**Description of the task**:
Only lines containing "this" are wanted from the data below. Copy those lines.

**Records shown**:
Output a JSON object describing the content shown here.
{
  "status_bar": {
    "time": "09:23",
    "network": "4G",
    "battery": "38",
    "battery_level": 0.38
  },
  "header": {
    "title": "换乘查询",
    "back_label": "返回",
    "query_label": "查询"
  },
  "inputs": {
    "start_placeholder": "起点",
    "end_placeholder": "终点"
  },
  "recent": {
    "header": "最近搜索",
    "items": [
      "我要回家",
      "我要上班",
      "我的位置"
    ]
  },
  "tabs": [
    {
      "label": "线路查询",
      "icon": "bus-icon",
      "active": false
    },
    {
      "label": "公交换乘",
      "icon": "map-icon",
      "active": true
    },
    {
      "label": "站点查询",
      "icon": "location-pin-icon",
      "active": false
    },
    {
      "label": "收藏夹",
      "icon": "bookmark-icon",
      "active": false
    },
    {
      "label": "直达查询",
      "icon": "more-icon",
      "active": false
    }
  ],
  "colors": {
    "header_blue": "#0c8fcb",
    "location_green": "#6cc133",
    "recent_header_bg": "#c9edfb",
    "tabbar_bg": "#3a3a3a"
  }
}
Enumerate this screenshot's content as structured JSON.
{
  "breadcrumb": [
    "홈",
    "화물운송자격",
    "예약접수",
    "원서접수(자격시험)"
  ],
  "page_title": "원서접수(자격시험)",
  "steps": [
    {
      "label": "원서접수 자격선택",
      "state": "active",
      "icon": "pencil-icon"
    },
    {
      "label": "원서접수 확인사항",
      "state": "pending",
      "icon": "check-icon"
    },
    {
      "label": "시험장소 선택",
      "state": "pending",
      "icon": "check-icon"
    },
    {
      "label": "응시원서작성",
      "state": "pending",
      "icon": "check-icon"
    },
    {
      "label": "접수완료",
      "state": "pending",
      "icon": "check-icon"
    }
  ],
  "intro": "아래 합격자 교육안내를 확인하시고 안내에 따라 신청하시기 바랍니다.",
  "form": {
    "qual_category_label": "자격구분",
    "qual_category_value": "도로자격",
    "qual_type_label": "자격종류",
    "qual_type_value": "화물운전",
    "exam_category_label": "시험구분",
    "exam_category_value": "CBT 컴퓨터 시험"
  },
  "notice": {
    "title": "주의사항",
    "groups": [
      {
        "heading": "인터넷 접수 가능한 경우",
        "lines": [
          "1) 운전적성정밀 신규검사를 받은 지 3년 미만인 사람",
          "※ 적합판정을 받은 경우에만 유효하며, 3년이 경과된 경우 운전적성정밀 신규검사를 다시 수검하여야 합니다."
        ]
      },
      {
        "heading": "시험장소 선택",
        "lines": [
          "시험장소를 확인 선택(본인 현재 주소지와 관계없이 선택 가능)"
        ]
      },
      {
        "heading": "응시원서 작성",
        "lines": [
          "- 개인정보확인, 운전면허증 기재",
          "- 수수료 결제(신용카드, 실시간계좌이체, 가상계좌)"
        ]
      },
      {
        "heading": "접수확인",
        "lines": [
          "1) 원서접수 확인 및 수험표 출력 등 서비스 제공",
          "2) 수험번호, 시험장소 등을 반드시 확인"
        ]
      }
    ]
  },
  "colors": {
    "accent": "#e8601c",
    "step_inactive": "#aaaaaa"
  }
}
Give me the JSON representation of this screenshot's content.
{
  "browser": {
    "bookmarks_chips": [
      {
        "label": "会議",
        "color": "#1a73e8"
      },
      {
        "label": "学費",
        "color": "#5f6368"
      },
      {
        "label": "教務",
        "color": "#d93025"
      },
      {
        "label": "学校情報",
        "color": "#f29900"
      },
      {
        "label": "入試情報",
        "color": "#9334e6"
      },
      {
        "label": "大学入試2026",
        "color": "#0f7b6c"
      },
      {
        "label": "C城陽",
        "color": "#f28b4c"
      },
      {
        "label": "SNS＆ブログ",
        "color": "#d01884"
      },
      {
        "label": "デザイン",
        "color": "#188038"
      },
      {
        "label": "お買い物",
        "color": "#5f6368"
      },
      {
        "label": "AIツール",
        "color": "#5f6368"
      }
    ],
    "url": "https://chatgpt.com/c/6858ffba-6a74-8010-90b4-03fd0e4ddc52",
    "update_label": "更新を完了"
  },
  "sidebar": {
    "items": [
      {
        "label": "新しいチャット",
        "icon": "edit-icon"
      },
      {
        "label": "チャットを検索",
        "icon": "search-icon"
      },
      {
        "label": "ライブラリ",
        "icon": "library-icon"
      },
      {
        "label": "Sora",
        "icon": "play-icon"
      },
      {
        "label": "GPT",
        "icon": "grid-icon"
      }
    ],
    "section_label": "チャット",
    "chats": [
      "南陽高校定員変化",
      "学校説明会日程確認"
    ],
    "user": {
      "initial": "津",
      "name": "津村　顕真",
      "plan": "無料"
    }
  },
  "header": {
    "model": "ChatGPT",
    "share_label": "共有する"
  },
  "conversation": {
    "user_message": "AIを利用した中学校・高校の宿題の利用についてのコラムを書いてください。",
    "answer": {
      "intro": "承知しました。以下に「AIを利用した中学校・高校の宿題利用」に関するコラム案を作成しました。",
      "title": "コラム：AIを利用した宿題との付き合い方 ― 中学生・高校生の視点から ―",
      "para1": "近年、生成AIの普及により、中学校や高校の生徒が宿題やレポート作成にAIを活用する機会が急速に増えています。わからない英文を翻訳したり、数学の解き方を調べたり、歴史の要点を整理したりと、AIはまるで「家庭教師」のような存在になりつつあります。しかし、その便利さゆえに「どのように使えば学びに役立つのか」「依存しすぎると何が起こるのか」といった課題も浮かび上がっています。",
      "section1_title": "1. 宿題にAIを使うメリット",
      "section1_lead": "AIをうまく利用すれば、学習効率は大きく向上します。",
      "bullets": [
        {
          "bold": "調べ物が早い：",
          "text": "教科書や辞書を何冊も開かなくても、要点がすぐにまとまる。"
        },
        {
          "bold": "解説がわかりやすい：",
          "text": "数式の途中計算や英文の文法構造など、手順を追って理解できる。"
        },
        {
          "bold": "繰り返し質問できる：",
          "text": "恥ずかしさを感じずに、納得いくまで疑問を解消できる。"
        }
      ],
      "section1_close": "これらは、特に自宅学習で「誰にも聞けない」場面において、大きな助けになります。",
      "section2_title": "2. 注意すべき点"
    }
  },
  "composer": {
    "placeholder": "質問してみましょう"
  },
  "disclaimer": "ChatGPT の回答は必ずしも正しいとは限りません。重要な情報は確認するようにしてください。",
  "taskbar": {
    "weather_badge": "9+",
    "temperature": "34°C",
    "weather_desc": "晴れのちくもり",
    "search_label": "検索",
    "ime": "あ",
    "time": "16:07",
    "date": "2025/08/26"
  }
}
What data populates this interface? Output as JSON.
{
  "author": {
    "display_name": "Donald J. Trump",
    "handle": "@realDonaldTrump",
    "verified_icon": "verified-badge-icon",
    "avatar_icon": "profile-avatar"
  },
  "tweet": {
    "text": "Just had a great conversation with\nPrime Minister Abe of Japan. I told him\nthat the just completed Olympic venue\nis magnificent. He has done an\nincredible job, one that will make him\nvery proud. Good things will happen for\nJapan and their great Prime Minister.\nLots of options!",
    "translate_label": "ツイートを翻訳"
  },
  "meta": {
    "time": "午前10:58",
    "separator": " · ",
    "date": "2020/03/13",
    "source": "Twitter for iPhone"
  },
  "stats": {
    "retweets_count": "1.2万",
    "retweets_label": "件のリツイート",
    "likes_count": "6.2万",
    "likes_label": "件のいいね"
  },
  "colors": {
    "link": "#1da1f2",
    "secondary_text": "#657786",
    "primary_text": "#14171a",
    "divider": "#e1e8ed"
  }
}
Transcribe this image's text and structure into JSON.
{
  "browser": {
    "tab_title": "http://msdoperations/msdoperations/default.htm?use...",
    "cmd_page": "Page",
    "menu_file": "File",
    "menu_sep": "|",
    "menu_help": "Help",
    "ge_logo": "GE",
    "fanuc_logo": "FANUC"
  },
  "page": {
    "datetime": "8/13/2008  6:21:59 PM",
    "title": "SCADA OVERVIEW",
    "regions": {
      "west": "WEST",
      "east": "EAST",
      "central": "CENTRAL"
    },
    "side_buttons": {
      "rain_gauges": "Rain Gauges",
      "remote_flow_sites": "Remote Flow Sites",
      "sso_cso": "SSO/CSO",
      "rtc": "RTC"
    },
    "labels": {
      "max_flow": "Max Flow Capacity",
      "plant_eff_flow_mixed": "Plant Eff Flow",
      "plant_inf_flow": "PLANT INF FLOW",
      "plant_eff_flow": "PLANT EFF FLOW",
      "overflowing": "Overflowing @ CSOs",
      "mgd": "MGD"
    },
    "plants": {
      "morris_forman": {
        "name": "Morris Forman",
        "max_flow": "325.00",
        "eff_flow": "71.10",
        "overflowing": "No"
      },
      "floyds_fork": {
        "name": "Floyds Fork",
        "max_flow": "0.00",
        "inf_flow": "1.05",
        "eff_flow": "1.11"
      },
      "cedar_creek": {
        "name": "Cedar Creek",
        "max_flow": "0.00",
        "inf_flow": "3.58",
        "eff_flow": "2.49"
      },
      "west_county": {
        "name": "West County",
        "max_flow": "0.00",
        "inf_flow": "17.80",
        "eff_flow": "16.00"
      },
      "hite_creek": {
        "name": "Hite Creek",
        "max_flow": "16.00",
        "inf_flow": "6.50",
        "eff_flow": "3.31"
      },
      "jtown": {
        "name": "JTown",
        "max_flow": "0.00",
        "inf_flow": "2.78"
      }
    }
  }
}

**Finished exercise**:
Enumerate this screenshot's content as structured JSON.
Give me the JSON representation of this screenshot's content.
What data populates this interface? Output as JSON.
Transcribe this image's text and structure into JSON.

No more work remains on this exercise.